Terumi's practice as a musician and microtonal tuning theorist means that she is approaching her residency from several perspectives. One of her current Global Challenges research projects is a 3D-printed double helix flute, which is 'somewhat reminiscent of the double reeded instruments depicted on ancient vases.' She notes that 'the study of ancient Greek music has relied extensively on visual artefacts such as paintings of musicians and their instruments on Greek pottery.' 

To further her research, she plans to take advantage of the many excellent museums and collections in Athens. In particular, she is interested in the Museum of Greek Folk Musical Instruments and Research Center for Ethnomusicology, the Hellenic Folklore Research Centre which holds the National Music Collection archive, and the Institute for Research & Acoustics (IEMA) - Greek Music Information and Documentation Centre. 

In the latter instance, Terumi is particularly interested in the Experimental Lab of Musical Instruments. She also hopes to make connections with contemporary cultural organisations such as the Athens Conservatoire. 

Her interest in microtonality means that she is excited to extend 'her understanding of ancient Greek tuning theory, particularly crucial as many of the tuning fundamentals in use today, including mathematical ratios to represent musical intervals and principles for constructing scales based on tetrachords, are derived from ancient Greek theorists such as Pythagoras, Archytas, Aristoxenus and Ptolemy', towards writing new music. 

The University of Wollongong greatly acknowledges the generous sponsorship of Emeritus Professor Diana Wood Conroy.

If you have any questions about the residency, please contact us.   

Previous AAIA residents

2017 Recipient: Robert Howe

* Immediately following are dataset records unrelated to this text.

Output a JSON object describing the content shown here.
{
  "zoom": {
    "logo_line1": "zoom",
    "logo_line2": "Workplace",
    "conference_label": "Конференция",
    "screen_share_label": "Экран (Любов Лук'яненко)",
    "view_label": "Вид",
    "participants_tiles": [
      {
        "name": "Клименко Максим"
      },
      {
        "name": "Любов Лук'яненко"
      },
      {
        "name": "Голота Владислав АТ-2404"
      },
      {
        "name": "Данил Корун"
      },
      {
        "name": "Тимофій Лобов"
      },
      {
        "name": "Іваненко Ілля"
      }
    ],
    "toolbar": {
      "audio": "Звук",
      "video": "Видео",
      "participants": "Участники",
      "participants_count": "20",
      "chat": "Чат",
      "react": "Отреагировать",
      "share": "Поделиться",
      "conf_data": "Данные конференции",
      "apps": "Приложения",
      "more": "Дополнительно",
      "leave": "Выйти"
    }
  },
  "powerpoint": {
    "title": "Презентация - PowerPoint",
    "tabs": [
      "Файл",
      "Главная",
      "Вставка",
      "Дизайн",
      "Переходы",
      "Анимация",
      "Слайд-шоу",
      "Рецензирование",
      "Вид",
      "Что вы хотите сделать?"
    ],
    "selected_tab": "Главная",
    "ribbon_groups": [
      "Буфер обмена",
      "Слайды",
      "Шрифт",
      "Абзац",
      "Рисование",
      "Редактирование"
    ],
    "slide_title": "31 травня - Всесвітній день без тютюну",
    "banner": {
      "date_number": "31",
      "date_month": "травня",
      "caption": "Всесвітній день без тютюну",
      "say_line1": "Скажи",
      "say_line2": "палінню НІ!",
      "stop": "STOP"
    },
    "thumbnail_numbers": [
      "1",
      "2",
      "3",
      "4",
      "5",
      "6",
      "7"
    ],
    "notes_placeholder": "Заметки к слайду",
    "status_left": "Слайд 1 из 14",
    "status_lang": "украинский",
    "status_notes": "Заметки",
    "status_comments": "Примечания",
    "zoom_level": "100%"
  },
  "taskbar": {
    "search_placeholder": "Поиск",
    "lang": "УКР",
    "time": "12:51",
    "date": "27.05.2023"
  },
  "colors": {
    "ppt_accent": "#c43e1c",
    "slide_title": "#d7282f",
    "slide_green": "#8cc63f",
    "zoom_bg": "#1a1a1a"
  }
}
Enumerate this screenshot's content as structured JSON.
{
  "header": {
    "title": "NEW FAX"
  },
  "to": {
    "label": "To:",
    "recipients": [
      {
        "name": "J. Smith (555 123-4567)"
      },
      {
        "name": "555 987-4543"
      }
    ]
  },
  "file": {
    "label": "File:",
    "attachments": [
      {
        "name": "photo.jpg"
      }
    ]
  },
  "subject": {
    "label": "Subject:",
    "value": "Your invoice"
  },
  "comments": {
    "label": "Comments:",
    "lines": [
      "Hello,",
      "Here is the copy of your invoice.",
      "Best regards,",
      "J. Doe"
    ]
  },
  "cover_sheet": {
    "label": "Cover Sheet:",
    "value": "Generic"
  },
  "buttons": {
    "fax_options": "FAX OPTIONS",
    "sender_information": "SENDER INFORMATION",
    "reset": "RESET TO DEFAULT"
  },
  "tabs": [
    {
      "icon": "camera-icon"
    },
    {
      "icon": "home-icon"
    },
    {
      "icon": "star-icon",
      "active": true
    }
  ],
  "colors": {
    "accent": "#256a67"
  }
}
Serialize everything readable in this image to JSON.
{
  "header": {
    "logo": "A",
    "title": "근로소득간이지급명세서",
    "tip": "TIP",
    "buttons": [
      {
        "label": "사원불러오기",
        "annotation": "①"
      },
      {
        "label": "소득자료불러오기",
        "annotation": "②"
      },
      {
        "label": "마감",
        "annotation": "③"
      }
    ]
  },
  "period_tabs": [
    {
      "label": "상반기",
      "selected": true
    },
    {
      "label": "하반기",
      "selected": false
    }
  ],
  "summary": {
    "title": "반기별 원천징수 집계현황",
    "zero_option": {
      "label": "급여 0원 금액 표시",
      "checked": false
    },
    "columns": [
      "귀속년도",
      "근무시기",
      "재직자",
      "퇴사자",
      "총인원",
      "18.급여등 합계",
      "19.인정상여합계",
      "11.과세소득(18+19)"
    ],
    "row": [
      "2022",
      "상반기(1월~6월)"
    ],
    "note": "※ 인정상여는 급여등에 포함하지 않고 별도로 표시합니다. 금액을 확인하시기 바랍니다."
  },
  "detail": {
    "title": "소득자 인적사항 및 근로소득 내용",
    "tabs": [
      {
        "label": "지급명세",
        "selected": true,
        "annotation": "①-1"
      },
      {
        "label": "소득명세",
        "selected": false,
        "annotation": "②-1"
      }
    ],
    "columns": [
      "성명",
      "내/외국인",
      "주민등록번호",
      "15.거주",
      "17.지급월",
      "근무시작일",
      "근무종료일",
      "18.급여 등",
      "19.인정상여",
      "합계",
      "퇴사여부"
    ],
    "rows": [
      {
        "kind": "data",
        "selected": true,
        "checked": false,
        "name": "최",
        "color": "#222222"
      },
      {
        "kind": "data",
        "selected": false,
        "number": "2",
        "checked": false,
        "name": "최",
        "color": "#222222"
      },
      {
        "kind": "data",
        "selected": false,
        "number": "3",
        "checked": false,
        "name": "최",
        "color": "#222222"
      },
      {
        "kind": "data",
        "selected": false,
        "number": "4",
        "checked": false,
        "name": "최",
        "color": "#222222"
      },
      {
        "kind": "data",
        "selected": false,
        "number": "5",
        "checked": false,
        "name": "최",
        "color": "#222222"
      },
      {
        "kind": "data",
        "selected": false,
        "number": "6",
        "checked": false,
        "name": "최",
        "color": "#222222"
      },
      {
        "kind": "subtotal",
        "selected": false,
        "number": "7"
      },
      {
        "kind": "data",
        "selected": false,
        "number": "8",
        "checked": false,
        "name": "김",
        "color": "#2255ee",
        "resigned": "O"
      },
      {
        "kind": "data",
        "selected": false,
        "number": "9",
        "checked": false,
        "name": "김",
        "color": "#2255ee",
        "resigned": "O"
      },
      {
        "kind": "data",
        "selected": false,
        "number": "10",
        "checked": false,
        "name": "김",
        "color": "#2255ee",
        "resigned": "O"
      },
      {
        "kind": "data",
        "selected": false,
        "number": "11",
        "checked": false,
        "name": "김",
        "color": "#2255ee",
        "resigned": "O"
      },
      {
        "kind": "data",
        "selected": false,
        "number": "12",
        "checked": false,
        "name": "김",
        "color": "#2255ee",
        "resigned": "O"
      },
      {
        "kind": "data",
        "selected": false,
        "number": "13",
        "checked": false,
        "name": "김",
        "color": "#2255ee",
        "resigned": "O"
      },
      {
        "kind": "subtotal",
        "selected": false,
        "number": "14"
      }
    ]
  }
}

An established artist, Robert, who completed a Bachelor of Creative Arts in 2000 and a Master of Creative Arts (Research) in 2013, sees his proposal for Athens as a natural development from previous creative inquiries. His particular interests lie in exploring the emergence and development of modern Greek painting, from the time of the Greek impressionists onward.

Read about Robert's experience in Athens (page 17) >

2016 Recipient: Shelley Webster

Shelley Webster completed a Bachelor of Creative Arts (Honours, Class I) in 2015 and is a current PhD candidate. Having trained in painting and photography, Webster is interested in the ways that images convey knowledge. By incorporating interdisciplinary methods and unconventional techniques, Webster researches different approaches to knowing and perceiving through her practice.

Read about Shelley's experience in Athens (page 20) >

2015 Recipient: Hannah Gee


A 1st class Honours graduate of the Bachelor of Creative Arts (BCA) Visual Arts, Hannah was 2015's recipient of the Artist in Residence award.  Hannah whilst on her month's residency, visited remarkable sites of antiquity and museums, and particularly the opportunity to immerse herself in her own art practice through drawing, animation and video. She also drew a strong parallel between Australia’s Indigenous arts and culture drawing a powerful connection between the arts and cultural experiences of two very different worlds.

Last reviewed: 23 July, 2018